■ Data supplied:

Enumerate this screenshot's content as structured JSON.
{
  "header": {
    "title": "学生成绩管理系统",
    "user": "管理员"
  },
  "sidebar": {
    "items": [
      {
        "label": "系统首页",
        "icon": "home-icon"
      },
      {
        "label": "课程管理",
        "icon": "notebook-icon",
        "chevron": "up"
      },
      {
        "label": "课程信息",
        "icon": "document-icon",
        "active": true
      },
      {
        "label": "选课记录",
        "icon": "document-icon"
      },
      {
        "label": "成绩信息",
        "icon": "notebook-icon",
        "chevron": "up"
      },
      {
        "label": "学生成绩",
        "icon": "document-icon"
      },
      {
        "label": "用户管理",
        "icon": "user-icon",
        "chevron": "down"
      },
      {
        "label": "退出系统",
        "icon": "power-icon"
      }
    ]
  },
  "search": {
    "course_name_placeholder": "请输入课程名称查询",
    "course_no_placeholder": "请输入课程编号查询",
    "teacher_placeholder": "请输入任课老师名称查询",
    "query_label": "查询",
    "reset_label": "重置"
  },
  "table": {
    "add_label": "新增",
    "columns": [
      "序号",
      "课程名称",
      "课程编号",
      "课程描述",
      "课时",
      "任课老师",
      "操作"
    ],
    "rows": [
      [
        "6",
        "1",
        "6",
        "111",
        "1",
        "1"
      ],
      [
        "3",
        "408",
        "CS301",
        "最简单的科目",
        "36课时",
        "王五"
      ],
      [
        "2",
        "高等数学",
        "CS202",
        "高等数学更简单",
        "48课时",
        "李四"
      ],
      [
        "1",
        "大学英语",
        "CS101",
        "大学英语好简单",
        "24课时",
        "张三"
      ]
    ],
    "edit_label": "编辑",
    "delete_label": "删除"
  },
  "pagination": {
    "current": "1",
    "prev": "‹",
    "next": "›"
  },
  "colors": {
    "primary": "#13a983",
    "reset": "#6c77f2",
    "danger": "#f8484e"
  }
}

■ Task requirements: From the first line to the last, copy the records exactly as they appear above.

■ Exercise answer:
Enumerate this screenshot's content as structured JSON.
{
  "header": {
    "title": "学生成绩管理系统",
    "user": "管理员"
  },
  "sidebar": {
    "items": [
      {
        "label": "系统首页",
        "icon": "home-icon"
      },
      {
        "label": "课程管理",
        "icon": "notebook-icon",
        "chevron": "up"
      },
      {
        "label": "课程信息",
        "icon": "document-icon",
        "active": true
      },
      {
        "label": "选课记录",
        "icon": "document-icon"
      },
      {
        "label": "成绩信息",
        "icon": "notebook-icon",
        "chevron": "up"
      },
      {
        "label": "学生成绩",
        "icon": "document-icon"
      },
      {
        "label": "用户管理",
        "icon": "user-icon",
        "chevron": "down"
      },
      {
        "label": "退出系统",
        "icon": "power-icon"
      }
    ]
  },
  "search": {
    "course_name_placeholder": "请输入课程名称查询",
    "course_no_placeholder": "请输入课程编号查询",
    "teacher_placeholder": "请输入任课老师名称查询",
    "query_label": "查询",
    "reset_label": "重置"
  },
  "table": {
    "add_label": "新增",
    "columns": [
      "序号",
      "课程名称",
      "课程编号",
      "课程描述",
      "课时",
      "任课老师",
      "操作"
    ],
    "rows": [
      [
        "6",
        "1",
        "6",
        "111",
        "1",
        "1"
      ],
      [
        "3",
        "408",
        "CS301",
        "最简单的科目",
        "36课时",
        "王五"
      ],
      [
        "2",
        "高等数学",
        "CS202",
        "高等数学更简单",
        "48课时",
        "李四"
      ],
      [
        "1",
        "大学英语",
        "CS101",
        "大学英语好简单",
        "24课时",
        "张三"
      ]
    ],
    "edit_label": "编辑",
    "delete_label": "删除"
  },
  "pagination": {
    "current": "1",
    "prev": "‹",
    "next": "›"
  },
  "colors": {
    "primary": "#13a983",
    "reset": "#6c77f2",
    "danger": "#f8484e"
  }
}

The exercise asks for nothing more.